can be compared effectively against observational data. They can also be used to shed some lights onto galaxy formation processes
and how they affect the distribution of baryonic and dark matter. Understanding these effects are a key element required to fully
unlock the science of the next generation cosmological probes such as the Euclid mission.
In this talk, I will review some results from the EAGLE set of cosmological simulations focusing on the aspects highlighted above. I
will then discuss the challenges that lay ahead in terms of simulation complexity and how we are tackling some of them using our
new modern and open-source simulation code SWIFT.
Thursday Jan 17, 10:30
Xavier Prochaska ()
Colloquium: The Wolfe Disk: ALMA Discoveries of Distant, HI-selected Galaxies
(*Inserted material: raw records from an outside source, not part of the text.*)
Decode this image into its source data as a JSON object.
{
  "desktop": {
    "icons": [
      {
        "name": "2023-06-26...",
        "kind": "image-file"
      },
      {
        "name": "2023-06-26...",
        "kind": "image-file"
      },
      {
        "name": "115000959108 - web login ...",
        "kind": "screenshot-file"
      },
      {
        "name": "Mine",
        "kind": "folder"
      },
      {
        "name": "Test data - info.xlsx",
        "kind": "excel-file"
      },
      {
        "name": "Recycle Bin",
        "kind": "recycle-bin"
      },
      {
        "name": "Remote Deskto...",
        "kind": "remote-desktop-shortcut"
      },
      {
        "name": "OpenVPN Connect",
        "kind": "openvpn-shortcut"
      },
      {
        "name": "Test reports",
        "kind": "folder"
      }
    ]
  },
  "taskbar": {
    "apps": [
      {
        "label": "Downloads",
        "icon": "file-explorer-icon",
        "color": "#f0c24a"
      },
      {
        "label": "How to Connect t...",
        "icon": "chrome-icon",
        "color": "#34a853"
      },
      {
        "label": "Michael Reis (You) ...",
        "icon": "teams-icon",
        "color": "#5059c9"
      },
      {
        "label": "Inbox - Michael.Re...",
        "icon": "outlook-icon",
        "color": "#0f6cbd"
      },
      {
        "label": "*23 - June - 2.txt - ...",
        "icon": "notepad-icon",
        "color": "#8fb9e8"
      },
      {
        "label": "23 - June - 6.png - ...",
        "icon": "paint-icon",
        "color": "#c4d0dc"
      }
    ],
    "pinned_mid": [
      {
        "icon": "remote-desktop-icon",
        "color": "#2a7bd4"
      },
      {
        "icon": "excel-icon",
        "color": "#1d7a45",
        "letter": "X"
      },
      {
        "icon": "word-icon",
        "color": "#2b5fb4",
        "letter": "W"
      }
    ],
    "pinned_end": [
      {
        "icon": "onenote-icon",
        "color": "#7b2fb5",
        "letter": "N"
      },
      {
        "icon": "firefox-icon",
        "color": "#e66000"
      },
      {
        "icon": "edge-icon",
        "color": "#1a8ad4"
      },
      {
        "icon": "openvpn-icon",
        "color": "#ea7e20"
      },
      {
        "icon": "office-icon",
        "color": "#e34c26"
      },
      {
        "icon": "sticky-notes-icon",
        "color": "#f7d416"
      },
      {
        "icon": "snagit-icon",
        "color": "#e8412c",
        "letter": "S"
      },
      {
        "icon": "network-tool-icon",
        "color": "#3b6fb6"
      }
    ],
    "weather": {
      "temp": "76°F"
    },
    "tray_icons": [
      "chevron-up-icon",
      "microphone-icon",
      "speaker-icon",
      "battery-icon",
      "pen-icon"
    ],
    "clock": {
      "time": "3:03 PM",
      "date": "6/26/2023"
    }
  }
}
I will review our series of successful programs to dissect the interstellar medium of distant, star-forming galaxies with the Atacama Large Millimeter Array (ALMA). In particular, I will discuss surveys of the set of HI-selected galaxies known as the damped Lya systems (DLAs). We resolve, in part, a decades-old struggle to identify the galactic counterparts of these DLAs and thereby place them firmly in the modern picture of galaxy formation. I will also highlight high spectral and spatial resolution observations of the Wolfe Disk, a z~4 galaxy with a Milky Way-like rotation curve.